For most of his images, Ross worked with grays because he emphasized grief or those depicted whose lives were already taking shape, and were less in the process of developing. Simple fact, that you see in a long line of people and their professions. Inspired by the German portrait photographer August Sander, who captured professional collections in the Weimar Republic, I did the same: gravedigger, car rental employee, police officer. Even more surprising is the gray color in her most famous series Pictures at the Vietnam Veterans Memorial (1983/1984), which she made when the Washington Veterans Memorial had just opened. These images have been widely praised as they sometimes show melancholy or contemplation, but they also depict the state of the country at the time: a country at odds with itself.
She has said in interviews that she herself believed she could change the world with her images and even end the Vietnam War that she was getting up to every day by simply turning on the radio or television. You just had to see the effect of the war in the eyes of the visitors and you knew you were wrong. Yet little has changed, as evidenced by the photographs I took more than five years later of reservists who took part in the Gulf War in 1990 and 1991.
Also view this photo series: Dwelling in the Ordinary: The Penetrating Photographs of Judith Joy Ross
Afghanistan and Iraq
with serial Eyes wide open eyes well Hdhirtan She refocused on the loss caused by the wars in Afghanistan and Iraq. Photographed mourners and protesters in 2006 and 2007. New York times Not interested at the time, she began selling a bunch of the same photos for five dollars. “I thought these pictures would help end the war,” she explained. De Volkskrant From. It was impossible: “Even if I had distributed this book all over America for free,” the pictures would have changed the policy.
This is the reason for her series as well Pictures of the US Congress Very well. It is atypical in that it is relatively static, and is a great addition to your Vietnam Souvenir collection. In 1986 and 1987, Ross decided to put the people’s representatives in front of the camera. She mainly chose politicians with whom she disagreed. From behind her camera she looks out for their humanity as they stand there in the Capitol building. She was looking for imperfections and wrinkles (which can sometimes be clearly seen in how tightly the tie hangs or not around the neck), and she got them, partly along with a good dose of conviction.

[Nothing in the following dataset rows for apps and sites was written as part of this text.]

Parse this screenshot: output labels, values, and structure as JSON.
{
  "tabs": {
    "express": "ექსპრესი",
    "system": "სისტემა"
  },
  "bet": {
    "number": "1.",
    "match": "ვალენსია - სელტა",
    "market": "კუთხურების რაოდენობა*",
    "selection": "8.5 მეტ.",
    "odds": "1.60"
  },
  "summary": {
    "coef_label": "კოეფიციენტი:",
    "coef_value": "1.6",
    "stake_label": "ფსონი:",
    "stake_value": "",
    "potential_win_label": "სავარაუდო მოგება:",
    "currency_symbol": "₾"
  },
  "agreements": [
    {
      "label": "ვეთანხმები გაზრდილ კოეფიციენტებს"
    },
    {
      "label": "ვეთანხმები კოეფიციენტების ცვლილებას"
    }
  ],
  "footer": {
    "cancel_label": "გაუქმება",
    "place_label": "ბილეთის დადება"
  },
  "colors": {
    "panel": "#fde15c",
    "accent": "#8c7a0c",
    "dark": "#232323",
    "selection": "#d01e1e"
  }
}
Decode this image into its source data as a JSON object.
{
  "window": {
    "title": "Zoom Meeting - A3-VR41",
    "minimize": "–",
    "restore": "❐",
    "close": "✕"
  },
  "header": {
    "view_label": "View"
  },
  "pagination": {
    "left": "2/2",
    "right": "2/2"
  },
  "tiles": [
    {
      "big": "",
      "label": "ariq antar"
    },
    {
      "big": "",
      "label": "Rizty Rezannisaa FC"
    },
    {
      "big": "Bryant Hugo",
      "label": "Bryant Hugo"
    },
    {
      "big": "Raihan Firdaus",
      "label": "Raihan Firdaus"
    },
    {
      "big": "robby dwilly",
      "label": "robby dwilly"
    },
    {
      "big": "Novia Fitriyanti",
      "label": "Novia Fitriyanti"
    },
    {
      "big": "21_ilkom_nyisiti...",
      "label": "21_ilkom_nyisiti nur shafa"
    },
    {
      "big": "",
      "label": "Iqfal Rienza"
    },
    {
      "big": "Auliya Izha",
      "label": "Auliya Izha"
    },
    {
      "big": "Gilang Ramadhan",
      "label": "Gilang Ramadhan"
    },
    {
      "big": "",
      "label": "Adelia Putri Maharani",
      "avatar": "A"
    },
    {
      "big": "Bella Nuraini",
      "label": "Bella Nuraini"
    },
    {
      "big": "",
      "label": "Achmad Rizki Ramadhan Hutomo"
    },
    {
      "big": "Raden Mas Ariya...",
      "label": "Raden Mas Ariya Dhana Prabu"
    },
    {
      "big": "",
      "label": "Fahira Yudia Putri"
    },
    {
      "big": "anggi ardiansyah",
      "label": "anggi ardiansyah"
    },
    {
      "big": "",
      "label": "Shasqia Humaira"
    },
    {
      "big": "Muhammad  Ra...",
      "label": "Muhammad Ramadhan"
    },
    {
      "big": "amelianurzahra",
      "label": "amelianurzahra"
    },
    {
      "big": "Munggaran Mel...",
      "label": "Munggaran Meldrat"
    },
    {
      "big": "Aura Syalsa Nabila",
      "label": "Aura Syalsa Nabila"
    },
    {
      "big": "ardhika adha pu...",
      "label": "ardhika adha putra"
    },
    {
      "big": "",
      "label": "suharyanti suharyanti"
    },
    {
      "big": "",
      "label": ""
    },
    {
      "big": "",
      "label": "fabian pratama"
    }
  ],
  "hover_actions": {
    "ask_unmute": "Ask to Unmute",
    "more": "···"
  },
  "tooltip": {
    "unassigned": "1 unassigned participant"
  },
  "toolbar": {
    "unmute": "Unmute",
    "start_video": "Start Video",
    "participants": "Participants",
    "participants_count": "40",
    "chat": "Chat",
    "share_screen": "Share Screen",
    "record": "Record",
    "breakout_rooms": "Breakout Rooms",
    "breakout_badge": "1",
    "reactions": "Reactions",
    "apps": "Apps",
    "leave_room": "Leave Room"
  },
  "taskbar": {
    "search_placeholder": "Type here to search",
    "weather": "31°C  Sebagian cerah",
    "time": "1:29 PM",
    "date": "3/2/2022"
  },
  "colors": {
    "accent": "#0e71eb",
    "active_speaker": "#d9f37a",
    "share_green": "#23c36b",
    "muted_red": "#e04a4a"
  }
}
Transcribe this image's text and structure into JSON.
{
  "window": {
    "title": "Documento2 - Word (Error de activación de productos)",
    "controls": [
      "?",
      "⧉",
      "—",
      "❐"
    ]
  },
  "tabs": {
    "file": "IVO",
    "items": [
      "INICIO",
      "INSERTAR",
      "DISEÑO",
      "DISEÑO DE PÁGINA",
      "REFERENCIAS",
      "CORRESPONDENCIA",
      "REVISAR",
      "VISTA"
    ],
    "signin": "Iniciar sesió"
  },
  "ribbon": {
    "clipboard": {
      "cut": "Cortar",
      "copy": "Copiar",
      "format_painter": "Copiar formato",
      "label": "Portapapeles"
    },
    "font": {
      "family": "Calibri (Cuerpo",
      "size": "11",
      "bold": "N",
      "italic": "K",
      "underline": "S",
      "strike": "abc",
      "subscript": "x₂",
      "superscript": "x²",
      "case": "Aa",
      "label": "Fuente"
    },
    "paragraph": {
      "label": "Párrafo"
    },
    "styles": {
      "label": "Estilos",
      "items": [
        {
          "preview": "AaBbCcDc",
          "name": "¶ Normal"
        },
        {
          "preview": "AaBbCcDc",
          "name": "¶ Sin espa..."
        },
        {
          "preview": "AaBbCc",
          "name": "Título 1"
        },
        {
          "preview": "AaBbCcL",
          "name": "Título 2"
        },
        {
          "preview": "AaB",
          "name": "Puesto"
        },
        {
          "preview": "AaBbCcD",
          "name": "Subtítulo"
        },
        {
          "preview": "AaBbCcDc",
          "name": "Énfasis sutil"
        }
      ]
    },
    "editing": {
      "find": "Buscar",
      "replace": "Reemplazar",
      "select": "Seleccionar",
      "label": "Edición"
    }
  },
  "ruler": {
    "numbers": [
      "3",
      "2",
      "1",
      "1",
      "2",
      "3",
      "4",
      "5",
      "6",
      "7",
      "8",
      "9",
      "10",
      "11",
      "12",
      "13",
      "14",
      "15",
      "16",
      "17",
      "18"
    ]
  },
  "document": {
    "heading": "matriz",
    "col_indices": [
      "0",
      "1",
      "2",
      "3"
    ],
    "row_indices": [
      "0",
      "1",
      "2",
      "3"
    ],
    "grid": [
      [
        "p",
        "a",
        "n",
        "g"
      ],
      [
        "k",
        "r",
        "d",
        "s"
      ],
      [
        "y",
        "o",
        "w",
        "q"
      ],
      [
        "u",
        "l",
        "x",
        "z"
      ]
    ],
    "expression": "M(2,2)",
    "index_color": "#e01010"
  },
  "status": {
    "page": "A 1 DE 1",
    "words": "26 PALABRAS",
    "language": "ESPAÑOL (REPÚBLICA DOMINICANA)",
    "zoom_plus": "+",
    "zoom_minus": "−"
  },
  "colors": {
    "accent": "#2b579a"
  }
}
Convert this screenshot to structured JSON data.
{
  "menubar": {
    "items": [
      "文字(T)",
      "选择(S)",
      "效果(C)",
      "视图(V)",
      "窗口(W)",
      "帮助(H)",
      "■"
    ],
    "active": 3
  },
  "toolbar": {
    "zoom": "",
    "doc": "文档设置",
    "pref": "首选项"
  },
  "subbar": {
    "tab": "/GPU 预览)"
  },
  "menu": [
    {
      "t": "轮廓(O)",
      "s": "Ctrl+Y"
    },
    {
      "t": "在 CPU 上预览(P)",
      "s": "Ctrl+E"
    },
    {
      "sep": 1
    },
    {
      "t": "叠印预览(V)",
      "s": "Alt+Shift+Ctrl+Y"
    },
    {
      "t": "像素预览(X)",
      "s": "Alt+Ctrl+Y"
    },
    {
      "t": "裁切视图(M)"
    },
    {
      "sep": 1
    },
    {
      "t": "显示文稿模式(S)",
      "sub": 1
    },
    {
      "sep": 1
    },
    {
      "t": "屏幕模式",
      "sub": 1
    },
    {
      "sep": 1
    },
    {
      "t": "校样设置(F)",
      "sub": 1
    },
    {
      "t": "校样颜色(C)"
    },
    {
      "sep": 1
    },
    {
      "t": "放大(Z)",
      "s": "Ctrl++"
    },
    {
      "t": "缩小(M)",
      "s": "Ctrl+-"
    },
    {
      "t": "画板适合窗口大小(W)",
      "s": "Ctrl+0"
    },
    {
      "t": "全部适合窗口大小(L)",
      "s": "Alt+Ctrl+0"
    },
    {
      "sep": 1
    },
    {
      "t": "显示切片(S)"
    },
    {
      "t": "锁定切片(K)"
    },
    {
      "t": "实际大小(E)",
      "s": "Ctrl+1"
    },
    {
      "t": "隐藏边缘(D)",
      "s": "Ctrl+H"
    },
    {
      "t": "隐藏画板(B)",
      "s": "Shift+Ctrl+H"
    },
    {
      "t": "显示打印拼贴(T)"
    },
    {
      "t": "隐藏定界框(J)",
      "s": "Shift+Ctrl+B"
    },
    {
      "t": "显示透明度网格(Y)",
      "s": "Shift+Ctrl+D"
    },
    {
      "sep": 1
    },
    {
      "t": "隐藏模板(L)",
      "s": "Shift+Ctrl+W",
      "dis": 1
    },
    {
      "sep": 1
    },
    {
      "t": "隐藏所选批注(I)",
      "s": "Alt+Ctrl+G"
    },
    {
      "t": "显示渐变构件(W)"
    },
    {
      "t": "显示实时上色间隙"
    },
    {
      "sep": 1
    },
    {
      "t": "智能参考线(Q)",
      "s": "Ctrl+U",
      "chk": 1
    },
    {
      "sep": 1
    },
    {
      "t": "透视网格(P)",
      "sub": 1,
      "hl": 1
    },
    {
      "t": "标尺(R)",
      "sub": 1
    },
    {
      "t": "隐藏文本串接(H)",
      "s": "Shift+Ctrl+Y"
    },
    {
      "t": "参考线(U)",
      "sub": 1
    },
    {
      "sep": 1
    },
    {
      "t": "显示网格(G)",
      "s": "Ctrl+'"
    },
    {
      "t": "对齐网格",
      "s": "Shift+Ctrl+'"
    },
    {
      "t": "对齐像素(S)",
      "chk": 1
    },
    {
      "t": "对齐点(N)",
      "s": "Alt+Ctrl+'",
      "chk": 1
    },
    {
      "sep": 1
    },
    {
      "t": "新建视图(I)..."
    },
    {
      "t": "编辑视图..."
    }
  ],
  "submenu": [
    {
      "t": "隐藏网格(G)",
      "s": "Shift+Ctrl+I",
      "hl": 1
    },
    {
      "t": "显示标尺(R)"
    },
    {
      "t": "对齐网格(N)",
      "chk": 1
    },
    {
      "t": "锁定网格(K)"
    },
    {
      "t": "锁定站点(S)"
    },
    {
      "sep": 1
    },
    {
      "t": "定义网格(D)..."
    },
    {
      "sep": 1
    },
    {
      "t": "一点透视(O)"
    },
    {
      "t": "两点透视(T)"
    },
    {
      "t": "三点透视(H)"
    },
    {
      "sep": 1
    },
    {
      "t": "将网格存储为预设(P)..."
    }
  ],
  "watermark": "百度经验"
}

“Her images are not neutral,” British photographer Alice Tomlinson said of Ross’s work. She didn’t understand why Ross, who was her muse, wasn’t world famous. She says this is mainly because Ross films the people she meets every day. So Ross usually laughs heartily in interviews when asked if she mainly wants to highlight poverty – an impression certainly created in the series. free landAbout the poor town where her father was born 2046Where the question is what do you think the future of these people will look like. She photographs people who look like her and whom she can connect with. You can see the sympathy with which they are made. This applies to nearly all of her photos, regardless of whether they are brown or grey, and whether they show children eating ice cream, reservists, or protesters.